» PROVIDED MATERIAL:
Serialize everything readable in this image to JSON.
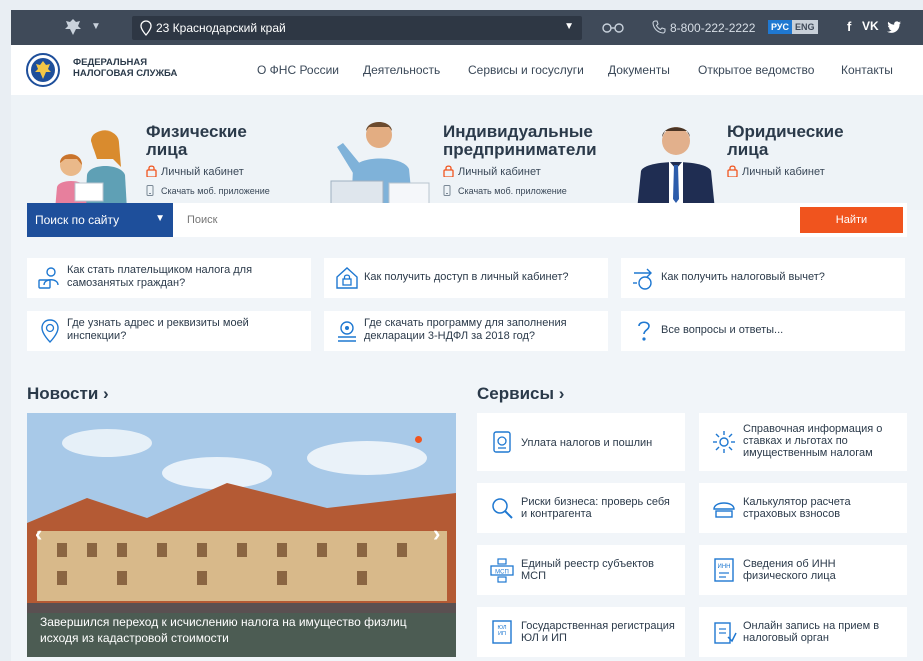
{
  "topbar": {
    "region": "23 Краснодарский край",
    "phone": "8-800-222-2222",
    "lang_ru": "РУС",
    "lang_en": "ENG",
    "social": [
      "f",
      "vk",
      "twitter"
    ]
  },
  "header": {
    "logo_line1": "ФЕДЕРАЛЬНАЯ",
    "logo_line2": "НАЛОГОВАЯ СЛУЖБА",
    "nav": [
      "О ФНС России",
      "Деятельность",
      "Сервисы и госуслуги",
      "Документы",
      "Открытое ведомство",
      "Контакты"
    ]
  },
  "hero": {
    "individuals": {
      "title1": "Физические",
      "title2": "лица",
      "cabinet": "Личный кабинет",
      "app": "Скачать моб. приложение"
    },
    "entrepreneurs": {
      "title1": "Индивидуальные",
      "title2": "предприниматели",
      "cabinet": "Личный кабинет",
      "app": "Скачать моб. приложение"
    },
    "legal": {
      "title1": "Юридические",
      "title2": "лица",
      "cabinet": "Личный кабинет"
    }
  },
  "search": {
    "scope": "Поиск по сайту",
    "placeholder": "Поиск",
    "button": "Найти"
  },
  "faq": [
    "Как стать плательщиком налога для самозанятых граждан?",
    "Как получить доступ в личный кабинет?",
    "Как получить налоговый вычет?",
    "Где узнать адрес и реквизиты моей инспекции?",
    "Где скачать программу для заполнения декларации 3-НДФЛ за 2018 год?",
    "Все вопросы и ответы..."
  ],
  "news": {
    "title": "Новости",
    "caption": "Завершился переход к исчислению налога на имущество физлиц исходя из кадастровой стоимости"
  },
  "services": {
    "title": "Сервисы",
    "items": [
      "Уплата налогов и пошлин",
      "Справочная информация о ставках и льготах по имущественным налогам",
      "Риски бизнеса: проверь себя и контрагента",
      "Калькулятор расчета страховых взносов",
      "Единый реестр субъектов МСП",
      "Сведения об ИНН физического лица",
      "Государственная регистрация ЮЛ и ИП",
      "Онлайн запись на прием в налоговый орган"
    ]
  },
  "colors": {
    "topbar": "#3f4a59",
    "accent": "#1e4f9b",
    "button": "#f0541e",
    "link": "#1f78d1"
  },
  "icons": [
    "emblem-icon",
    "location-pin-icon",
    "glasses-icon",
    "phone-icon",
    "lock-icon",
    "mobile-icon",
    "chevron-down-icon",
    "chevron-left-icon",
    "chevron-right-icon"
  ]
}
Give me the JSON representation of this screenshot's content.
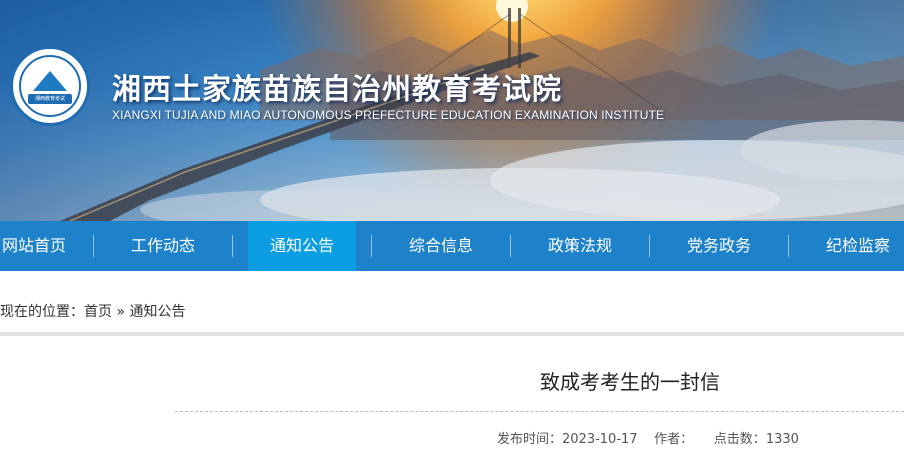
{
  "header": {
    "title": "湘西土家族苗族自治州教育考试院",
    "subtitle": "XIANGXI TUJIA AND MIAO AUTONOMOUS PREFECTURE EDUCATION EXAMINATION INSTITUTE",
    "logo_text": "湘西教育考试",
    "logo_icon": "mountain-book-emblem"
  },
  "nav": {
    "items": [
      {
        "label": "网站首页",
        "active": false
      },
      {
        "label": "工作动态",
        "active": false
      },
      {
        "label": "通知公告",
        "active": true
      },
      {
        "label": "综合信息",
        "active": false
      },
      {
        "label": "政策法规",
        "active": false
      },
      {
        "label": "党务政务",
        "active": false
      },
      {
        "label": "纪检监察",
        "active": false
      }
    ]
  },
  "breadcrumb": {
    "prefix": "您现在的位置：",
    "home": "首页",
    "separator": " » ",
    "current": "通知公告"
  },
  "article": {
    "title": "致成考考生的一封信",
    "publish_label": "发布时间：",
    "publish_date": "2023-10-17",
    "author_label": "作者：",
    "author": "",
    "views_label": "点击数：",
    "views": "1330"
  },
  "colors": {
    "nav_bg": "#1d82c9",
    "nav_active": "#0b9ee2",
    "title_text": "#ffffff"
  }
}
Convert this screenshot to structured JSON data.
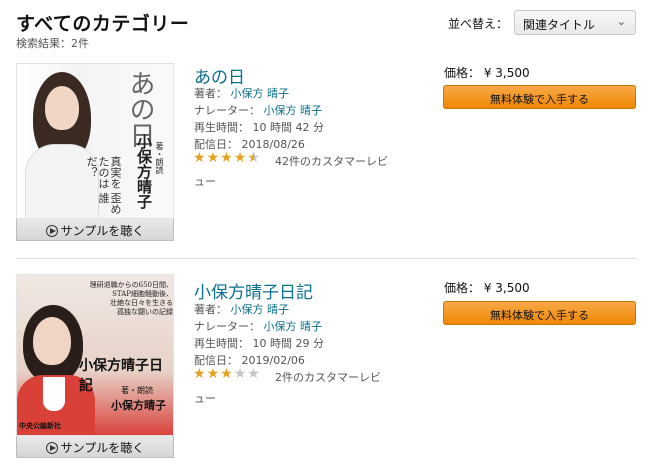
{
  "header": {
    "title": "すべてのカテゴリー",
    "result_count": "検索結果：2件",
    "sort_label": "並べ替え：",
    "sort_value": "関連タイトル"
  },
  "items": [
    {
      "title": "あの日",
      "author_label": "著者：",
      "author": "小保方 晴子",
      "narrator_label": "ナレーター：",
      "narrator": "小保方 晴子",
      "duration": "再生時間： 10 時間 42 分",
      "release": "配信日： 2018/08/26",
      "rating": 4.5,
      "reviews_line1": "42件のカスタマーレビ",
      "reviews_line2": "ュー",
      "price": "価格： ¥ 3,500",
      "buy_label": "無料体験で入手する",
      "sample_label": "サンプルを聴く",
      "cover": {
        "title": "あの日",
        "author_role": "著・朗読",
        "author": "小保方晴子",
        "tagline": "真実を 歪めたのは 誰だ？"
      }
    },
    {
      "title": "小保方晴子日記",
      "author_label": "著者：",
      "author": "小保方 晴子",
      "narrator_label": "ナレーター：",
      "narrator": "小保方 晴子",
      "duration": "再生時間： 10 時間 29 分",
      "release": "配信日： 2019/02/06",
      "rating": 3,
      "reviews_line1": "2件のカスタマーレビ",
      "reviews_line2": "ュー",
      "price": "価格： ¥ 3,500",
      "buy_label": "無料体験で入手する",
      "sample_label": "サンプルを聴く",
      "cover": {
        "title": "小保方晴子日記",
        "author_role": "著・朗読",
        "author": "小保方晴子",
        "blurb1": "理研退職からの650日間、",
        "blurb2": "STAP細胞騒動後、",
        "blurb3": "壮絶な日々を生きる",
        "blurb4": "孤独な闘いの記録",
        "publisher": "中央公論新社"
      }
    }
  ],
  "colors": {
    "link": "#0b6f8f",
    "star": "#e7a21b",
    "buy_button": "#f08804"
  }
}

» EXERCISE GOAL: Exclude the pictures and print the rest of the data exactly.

» ANSWER BOX:
Serialize everything readable in this image to JSON.
{
  "topbar": {
    "region": "23 Краснодарский край",
    "phone": "8-800-222-2222",
    "lang_ru": "РУС",
    "lang_en": "ENG",
    "social": [
      "f",
      "vk",
      "twitter"
    ]
  },
  "header": {
    "logo_line1": "ФЕДЕРАЛЬНАЯ",
    "logo_line2": "НАЛОГОВАЯ СЛУЖБА",
    "nav": [
      "О ФНС России",
      "Деятельность",
      "Сервисы и госуслуги",
      "Документы",
      "Открытое ведомство",
      "Контакты"
    ]
  },
  "hero": {
    "individuals": {
      "title1": "Физические",
      "title2": "лица",
      "cabinet": "Личный кабинет",
      "app": "Скачать моб. приложение"
    },
    "entrepreneurs": {
      "title1": "Индивидуальные",
      "title2": "предприниматели",
      "cabinet": "Личный кабинет",
      "app": "Скачать моб. приложение"
    },
    "legal": {
      "title1": "Юридические",
      "title2": "лица",
      "cabinet": "Личный кабинет"
    }
  },
  "search": {
    "scope": "Поиск по сайту",
    "placeholder": "Поиск",
    "button": "Найти"
  },
  "faq": [
    "Как стать плательщиком налога для самозанятых граждан?",
    "Как получить доступ в личный кабинет?",
    "Как получить налоговый вычет?",
    "Где узнать адрес и реквизиты моей инспекции?",
    "Где скачать программу для заполнения декларации 3-НДФЛ за 2018 год?",
    "Все вопросы и ответы..."
  ],
  "news": {
    "title": "Новости",
    "caption": "Завершился переход к исчислению налога на имущество физлиц исходя из кадастровой стоимости"
  },
  "services": {
    "title": "Сервисы",
    "items": [
      "Уплата налогов и пошлин",
      "Справочная информация о ставках и льготах по имущественным налогам",
      "Риски бизнеса: проверь себя и контрагента",
      "Калькулятор расчета страховых взносов",
      "Единый реестр субъектов МСП",
      "Сведения об ИНН физического лица",
      "Государственная регистрация ЮЛ и ИП",
      "Онлайн запись на прием в налоговый орган"
    ]
  },
  "colors": {
    "topbar": "#3f4a59",
    "accent": "#1e4f9b",
    "button": "#f0541e",
    "link": "#1f78d1"
  },
  "icons": [
    "emblem-icon",
    "location-pin-icon",
    "glasses-icon",
    "phone-icon",
    "lock-icon",
    "mobile-icon",
    "chevron-down-icon",
    "chevron-left-icon",
    "chevron-right-icon"
  ]
}
Give me the JSON representation of this screenshot's content.
{
  "header": {
    "title": "湘西土家族苗族自治州教育考试院",
    "subtitle": "XIANGXI TUJIA AND MIAO AUTONOMOUS PREFECTURE EDUCATION EXAMINATION INSTITUTE",
    "logo_text": "湘西教育考试",
    "logo_icon": "mountain-book-emblem"
  },
  "nav": {
    "items": [
      {
        "label": "网站首页",
        "active": false
      },
      {
        "label": "工作动态",
        "active": false
      },
      {
        "label": "通知公告",
        "active": true
      },
      {
        "label": "综合信息",
        "active": false
      },
      {
        "label": "政策法规",
        "active": false
      },
      {
        "label": "党务政务",
        "active": false
      },
      {
        "label": "纪检监察",
        "active": false
      }
    ]
  },
  "breadcrumb": {
    "prefix": "您现在的位置：",
    "home": "首页",
    "separator": " » ",
    "current": "通知公告"
  },
  "article": {
    "title": "致成考考生的一封信",
    "publish_label": "发布时间：",
    "publish_date": "2023-10-17",
    "author_label": "作者：",
    "author": "",
    "views_label": "点击数：",
    "views": "1330"
  },
  "colors": {
    "nav_bg": "#1d82c9",
    "nav_active": "#0b9ee2",
    "title_text": "#ffffff"
  }
}
Convert this screenshot to structured JSON data.
{
  "header": {
    "title": "すべてのカテゴリー",
    "result_count": "検索結果：2件",
    "sort_label": "並べ替え：",
    "sort_value": "関連タイトル"
  },
  "items": [
    {
      "title": "あの日",
      "author_label": "著者：",
      "author": "小保方 晴子",
      "narrator_label": "ナレーター：",
      "narrator": "小保方 晴子",
      "duration": "再生時間： 10 時間 42 分",
      "release": "配信日： 2018/08/26",
      "rating": 4.5,
      "reviews_line1": "42件のカスタマーレビ",
      "reviews_line2": "ュー",
      "price": "価格： ¥ 3,500",
      "buy_label": "無料体験で入手する",
      "sample_label": "サンプルを聴く",
      "cover": {
        "title": "あの日",
        "author_role": "著・朗読",
        "author": "小保方晴子",
        "tagline": "真実を 歪めたのは 誰だ？"
      }
    },
    {
      "title": "小保方晴子日記",
      "author_label": "著者：",
      "author": "小保方 晴子",
      "narrator_label": "ナレーター：",
      "narrator": "小保方 晴子",
      "duration": "再生時間： 10 時間 29 分",
      "release": "配信日： 2019/02/06",
      "rating": 3,
      "reviews_line1": "2件のカスタマーレビ",
      "reviews_line2": "ュー",
      "price": "価格： ¥ 3,500",
      "buy_label": "無料体験で入手する",
      "sample_label": "サンプルを聴く",
      "cover": {
        "title": "小保方晴子日記",
        "author_role": "著・朗読",
        "author": "小保方晴子",
        "blurb1": "理研退職からの650日間、",
        "blurb2": "STAP細胞騒動後、",
        "blurb3": "壮絶な日々を生きる",
        "blurb4": "孤独な闘いの記録",
        "publisher": "中央公論新社"
      }
    }
  ],
  "colors": {
    "link": "#0b6f8f",
    "star": "#e7a21b",
    "buy_button": "#f08804"
  }
}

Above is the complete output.